--- START ---

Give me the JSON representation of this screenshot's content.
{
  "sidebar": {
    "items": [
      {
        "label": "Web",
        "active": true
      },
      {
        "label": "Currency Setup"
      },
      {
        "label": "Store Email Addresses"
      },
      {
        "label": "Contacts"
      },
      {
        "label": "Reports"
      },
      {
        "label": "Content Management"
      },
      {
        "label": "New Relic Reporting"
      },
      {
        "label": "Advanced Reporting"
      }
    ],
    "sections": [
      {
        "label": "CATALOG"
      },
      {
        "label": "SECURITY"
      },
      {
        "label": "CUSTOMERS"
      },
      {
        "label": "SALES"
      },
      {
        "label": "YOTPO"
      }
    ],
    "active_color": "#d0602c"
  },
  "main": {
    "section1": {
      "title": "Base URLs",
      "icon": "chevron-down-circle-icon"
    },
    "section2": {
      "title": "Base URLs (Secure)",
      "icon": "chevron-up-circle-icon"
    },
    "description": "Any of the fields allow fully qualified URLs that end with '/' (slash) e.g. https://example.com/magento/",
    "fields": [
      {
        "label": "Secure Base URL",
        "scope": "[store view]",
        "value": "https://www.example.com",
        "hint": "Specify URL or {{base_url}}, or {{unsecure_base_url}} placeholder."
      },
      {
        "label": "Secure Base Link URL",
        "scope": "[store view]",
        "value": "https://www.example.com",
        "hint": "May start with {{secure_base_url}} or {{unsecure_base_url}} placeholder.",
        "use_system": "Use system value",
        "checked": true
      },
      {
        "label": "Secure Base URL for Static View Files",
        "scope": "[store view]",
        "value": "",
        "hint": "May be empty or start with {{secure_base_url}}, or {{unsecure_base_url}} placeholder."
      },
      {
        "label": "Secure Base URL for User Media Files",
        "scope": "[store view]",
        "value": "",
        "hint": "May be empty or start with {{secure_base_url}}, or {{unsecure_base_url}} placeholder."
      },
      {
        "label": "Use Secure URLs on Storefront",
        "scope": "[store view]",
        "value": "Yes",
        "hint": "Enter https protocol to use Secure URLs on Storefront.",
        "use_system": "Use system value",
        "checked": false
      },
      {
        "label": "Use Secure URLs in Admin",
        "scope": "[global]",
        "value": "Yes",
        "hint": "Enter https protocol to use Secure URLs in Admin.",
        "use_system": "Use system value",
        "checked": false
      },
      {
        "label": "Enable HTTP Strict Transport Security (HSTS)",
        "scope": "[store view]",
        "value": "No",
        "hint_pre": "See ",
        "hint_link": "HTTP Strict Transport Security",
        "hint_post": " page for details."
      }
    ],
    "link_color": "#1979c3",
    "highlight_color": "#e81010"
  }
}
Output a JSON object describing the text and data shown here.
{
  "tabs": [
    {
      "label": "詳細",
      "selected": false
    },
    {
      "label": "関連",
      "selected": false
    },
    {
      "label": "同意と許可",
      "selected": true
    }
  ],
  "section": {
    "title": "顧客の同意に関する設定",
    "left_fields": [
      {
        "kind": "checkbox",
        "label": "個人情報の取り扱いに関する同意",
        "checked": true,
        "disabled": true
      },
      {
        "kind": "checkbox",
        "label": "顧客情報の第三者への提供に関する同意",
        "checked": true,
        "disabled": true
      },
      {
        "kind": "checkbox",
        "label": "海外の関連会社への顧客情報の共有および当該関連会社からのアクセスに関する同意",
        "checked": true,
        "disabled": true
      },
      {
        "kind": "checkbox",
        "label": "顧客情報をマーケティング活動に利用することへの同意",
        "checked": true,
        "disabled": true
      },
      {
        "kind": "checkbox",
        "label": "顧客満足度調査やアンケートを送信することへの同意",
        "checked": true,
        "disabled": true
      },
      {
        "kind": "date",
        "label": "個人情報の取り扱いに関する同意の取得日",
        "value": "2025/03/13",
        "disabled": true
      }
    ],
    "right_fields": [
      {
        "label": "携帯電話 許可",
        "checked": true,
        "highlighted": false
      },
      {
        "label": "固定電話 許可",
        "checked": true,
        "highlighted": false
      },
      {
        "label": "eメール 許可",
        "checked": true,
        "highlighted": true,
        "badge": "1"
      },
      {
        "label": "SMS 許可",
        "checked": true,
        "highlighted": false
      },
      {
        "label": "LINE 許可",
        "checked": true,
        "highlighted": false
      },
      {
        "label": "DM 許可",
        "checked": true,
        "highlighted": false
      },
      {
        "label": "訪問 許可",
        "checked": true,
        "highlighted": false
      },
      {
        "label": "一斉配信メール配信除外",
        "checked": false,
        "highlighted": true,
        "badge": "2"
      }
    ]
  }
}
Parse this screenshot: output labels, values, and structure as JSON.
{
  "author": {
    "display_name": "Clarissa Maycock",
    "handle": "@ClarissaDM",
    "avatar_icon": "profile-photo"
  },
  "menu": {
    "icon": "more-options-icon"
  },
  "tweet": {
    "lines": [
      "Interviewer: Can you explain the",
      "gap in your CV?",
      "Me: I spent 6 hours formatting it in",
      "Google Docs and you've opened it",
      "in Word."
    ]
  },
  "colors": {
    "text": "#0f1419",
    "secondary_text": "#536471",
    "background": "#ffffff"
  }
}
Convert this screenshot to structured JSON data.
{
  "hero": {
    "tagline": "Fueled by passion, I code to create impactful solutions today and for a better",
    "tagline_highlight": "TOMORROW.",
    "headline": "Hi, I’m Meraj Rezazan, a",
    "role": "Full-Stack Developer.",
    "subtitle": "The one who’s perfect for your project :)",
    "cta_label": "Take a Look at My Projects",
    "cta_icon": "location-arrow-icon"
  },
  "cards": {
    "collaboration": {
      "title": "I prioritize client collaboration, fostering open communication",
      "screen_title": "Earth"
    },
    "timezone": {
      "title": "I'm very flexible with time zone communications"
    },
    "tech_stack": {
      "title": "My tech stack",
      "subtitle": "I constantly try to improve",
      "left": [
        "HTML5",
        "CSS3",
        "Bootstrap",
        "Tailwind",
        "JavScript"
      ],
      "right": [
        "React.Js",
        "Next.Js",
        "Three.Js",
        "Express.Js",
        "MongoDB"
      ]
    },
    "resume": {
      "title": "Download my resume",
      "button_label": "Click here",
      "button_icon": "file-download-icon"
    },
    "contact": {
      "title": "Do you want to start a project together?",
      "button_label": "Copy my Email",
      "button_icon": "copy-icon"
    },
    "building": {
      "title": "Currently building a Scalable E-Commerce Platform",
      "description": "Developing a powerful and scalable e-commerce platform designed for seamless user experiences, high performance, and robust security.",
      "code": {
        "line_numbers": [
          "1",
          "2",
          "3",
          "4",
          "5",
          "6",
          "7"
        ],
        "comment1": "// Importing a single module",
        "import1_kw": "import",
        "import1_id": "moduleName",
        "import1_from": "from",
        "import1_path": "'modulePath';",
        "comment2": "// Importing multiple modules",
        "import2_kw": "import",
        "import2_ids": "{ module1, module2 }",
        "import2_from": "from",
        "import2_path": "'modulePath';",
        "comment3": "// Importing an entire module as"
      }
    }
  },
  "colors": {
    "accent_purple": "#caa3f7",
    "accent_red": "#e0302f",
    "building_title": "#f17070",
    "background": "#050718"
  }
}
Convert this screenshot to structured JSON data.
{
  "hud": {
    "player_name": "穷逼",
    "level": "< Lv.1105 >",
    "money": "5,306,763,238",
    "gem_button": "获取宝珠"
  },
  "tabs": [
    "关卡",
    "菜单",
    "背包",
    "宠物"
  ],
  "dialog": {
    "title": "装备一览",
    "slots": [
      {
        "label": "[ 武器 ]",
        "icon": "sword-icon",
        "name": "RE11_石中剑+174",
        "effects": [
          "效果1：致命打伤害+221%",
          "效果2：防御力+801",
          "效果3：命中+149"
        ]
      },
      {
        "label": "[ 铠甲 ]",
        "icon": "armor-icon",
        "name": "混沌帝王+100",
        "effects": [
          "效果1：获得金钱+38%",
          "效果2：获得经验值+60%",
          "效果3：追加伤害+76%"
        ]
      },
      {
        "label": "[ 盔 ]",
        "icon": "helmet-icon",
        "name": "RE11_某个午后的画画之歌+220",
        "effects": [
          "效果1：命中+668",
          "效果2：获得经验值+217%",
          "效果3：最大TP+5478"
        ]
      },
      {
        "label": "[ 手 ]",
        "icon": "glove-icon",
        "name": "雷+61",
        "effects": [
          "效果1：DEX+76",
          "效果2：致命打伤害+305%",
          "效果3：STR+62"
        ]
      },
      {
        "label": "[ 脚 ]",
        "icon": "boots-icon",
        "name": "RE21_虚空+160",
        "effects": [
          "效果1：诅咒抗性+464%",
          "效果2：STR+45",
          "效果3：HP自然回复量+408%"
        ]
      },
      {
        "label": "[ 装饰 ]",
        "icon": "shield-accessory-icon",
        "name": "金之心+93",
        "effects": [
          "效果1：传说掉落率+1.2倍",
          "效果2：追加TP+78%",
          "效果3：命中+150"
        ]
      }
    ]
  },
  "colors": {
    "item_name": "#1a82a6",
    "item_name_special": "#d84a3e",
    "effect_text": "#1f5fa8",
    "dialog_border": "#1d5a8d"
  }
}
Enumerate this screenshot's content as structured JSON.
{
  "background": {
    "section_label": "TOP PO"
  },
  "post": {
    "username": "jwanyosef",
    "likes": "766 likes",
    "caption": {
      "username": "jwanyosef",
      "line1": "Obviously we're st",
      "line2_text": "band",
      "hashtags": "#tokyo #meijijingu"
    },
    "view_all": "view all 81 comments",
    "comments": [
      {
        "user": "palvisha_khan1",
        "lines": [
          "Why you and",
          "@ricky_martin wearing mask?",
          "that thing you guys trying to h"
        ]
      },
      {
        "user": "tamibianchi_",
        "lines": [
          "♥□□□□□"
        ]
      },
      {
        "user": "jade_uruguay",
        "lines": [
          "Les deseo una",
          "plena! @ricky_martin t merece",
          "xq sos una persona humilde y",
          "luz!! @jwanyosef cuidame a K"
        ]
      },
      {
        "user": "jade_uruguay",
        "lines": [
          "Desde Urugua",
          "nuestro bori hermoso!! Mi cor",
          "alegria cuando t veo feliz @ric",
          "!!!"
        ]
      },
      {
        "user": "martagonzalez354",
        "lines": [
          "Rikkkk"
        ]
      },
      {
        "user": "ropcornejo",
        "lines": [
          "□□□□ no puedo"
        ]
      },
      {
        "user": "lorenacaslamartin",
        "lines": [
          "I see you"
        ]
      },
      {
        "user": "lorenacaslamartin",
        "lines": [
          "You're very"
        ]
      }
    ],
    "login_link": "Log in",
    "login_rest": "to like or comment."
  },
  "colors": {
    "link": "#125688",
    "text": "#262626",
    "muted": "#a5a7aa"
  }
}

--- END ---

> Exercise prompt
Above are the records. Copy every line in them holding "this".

> Response
Give me the JSON representation of this screenshot's content.
Parse this screenshot: output labels, values, and structure as JSON.
Convert this screenshot to structured JSON data.
Convert this screenshot to structured JSON data.
Enumerate this screenshot's content as structured JSON.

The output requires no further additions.